- **REQUIRED WORK**
The entire set of lines below should be copied exactly.

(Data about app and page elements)
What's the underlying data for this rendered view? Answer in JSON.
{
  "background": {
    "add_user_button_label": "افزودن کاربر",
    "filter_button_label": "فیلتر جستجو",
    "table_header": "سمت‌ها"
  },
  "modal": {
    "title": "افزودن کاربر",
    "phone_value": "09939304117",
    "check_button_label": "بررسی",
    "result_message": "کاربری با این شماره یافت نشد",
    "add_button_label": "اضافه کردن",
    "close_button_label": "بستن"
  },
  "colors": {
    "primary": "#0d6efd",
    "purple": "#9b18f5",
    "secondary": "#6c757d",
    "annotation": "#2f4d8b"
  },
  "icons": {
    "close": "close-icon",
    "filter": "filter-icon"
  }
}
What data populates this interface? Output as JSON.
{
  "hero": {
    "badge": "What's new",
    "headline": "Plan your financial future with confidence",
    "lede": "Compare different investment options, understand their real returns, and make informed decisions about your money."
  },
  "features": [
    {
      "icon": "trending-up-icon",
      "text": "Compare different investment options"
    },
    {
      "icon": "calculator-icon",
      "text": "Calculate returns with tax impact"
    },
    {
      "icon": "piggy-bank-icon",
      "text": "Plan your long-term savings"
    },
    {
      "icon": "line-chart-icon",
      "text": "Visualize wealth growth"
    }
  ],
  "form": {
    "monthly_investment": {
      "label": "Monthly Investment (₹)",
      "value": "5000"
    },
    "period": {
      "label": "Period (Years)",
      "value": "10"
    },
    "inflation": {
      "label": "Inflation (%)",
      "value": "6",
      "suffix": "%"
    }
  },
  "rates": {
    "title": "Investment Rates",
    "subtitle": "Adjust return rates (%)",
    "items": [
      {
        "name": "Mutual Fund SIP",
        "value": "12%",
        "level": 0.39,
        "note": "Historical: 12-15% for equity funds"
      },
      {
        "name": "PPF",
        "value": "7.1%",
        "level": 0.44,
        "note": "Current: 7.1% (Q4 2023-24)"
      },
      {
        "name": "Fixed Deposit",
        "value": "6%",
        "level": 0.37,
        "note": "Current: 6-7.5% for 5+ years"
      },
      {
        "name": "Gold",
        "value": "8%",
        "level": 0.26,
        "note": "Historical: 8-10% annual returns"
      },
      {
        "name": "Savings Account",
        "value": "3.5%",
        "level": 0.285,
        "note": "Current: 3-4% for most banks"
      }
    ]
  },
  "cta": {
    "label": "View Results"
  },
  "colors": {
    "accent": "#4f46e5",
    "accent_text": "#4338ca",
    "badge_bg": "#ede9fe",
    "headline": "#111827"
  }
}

- **RESPONSE**
What's the underlying data for this rendered view? Answer in JSON.
{
  "background": {
    "add_user_button_label": "افزودن کاربر",
    "filter_button_label": "فیلتر جستجو",
    "table_header": "سمت‌ها"
  },
  "modal": {
    "title": "افزودن کاربر",
    "phone_value": "09939304117",
    "check_button_label": "بررسی",
    "result_message": "کاربری با این شماره یافت نشد",
    "add_button_label": "اضافه کردن",
    "close_button_label": "بستن"
  },
  "colors": {
    "primary": "#0d6efd",
    "purple": "#9b18f5",
    "secondary": "#6c757d",
    "annotation": "#2f4d8b"
  },
  "icons": {
    "close": "close-icon",
    "filter": "filter-icon"
  }
}
What data populates this interface? Output as JSON.
{
  "hero": {
    "badge": "What's new",
    "headline": "Plan your financial future with confidence",
    "lede": "Compare different investment options, understand their real returns, and make informed decisions about your money."
  },
  "features": [
    {
      "icon": "trending-up-icon",
      "text": "Compare different investment options"
    },
    {
      "icon": "calculator-icon",
      "text": "Calculate returns with tax impact"
    },
    {
      "icon": "piggy-bank-icon",
      "text": "Plan your long-term savings"
    },
    {
      "icon": "line-chart-icon",
      "text": "Visualize wealth growth"
    }
  ],
  "form": {
    "monthly_investment": {
      "label": "Monthly Investment (₹)",
      "value": "5000"
    },
    "period": {
      "label": "Period (Years)",
      "value": "10"
    },
    "inflation": {
      "label": "Inflation (%)",
      "value": "6",
      "suffix": "%"
    }
  },
  "rates": {
    "title": "Investment Rates",
    "subtitle": "Adjust return rates (%)",
    "items": [
      {
        "name": "Mutual Fund SIP",
        "value": "12%",
        "level": 0.39,
        "note": "Historical: 12-15% for equity funds"
      },
      {
        "name": "PPF",
        "value": "7.1%",
        "level": 0.44,
        "note": "Current: 7.1% (Q4 2023-24)"
      },
      {
        "name": "Fixed Deposit",
        "value": "6%",
        "level": 0.37,
        "note": "Current: 6-7.5% for 5+ years"
      },
      {
        "name": "Gold",
        "value": "8%",
        "level": 0.26,
        "note": "Historical: 8-10% annual returns"
      },
      {
        "name": "Savings Account",
        "value": "3.5%",
        "level": 0.285,
        "note": "Current: 3-4% for most banks"
      }
    ]
  },
  "cta": {
    "label": "View Results"
  },
  "colors": {
    "accent": "#4f46e5",
    "accent_text": "#4338ca",
    "badge_bg": "#ede9fe",
    "headline": "#111827"
  }
}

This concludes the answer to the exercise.